(Data extracts begins)

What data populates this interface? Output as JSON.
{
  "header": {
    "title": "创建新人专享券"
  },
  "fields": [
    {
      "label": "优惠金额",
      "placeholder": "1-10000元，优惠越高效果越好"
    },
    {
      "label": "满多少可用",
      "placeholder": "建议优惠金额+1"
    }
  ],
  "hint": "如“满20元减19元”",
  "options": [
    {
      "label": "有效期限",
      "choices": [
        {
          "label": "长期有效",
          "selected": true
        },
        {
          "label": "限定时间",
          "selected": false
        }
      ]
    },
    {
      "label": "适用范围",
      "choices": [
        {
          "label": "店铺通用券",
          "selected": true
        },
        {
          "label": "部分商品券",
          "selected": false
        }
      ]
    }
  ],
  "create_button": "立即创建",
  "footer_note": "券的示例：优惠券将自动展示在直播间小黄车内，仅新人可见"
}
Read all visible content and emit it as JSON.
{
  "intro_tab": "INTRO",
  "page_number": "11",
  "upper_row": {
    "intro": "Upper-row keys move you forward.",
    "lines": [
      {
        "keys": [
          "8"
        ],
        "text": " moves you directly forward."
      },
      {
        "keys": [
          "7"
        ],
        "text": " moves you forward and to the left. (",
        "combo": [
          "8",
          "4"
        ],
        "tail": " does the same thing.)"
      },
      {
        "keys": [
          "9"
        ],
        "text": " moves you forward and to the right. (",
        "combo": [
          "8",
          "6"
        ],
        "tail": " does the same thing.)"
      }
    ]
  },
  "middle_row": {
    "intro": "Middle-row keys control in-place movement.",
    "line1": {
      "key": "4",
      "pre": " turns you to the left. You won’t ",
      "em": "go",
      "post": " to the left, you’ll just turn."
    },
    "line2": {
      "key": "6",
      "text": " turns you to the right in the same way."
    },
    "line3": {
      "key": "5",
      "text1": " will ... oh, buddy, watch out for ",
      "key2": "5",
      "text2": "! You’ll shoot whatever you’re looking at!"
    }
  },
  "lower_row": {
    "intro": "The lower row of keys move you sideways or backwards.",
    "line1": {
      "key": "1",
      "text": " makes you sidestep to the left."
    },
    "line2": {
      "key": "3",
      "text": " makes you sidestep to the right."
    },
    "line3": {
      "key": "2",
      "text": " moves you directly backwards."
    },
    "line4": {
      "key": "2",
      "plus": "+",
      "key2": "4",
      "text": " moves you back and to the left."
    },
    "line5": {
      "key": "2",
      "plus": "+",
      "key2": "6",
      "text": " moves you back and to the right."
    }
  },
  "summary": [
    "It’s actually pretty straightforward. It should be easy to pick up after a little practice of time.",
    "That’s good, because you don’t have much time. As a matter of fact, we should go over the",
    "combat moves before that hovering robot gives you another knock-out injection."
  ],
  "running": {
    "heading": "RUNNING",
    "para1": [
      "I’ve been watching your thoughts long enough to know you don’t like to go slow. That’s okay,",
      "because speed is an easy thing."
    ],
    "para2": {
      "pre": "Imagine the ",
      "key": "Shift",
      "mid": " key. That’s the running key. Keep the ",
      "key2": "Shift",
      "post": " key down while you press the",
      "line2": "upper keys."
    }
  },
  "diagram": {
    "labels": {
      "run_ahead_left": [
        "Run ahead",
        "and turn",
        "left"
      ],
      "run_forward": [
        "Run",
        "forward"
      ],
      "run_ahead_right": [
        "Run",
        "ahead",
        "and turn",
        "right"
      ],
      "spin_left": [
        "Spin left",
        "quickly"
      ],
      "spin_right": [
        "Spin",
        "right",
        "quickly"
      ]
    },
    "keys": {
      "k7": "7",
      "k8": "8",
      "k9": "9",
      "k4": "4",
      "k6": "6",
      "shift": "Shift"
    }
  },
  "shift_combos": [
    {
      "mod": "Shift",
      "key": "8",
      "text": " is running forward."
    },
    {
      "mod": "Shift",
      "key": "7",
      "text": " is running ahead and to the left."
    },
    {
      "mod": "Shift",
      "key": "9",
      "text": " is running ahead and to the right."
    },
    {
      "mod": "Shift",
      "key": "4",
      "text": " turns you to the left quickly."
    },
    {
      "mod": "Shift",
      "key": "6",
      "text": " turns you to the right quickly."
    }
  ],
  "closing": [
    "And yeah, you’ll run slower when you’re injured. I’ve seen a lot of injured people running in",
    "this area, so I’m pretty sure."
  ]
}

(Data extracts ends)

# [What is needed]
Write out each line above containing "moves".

# [Expected answer]
        "text": " moves you directly forward."
        "text": " moves you forward and to the left. (",
        "text": " moves you forward and to the right. (",
      "text": " moves you directly backwards."
      "text": " moves you back and to the left."
      "text": " moves you back and to the right."
    "combat moves before that hovering robot gives you another knock-out injection."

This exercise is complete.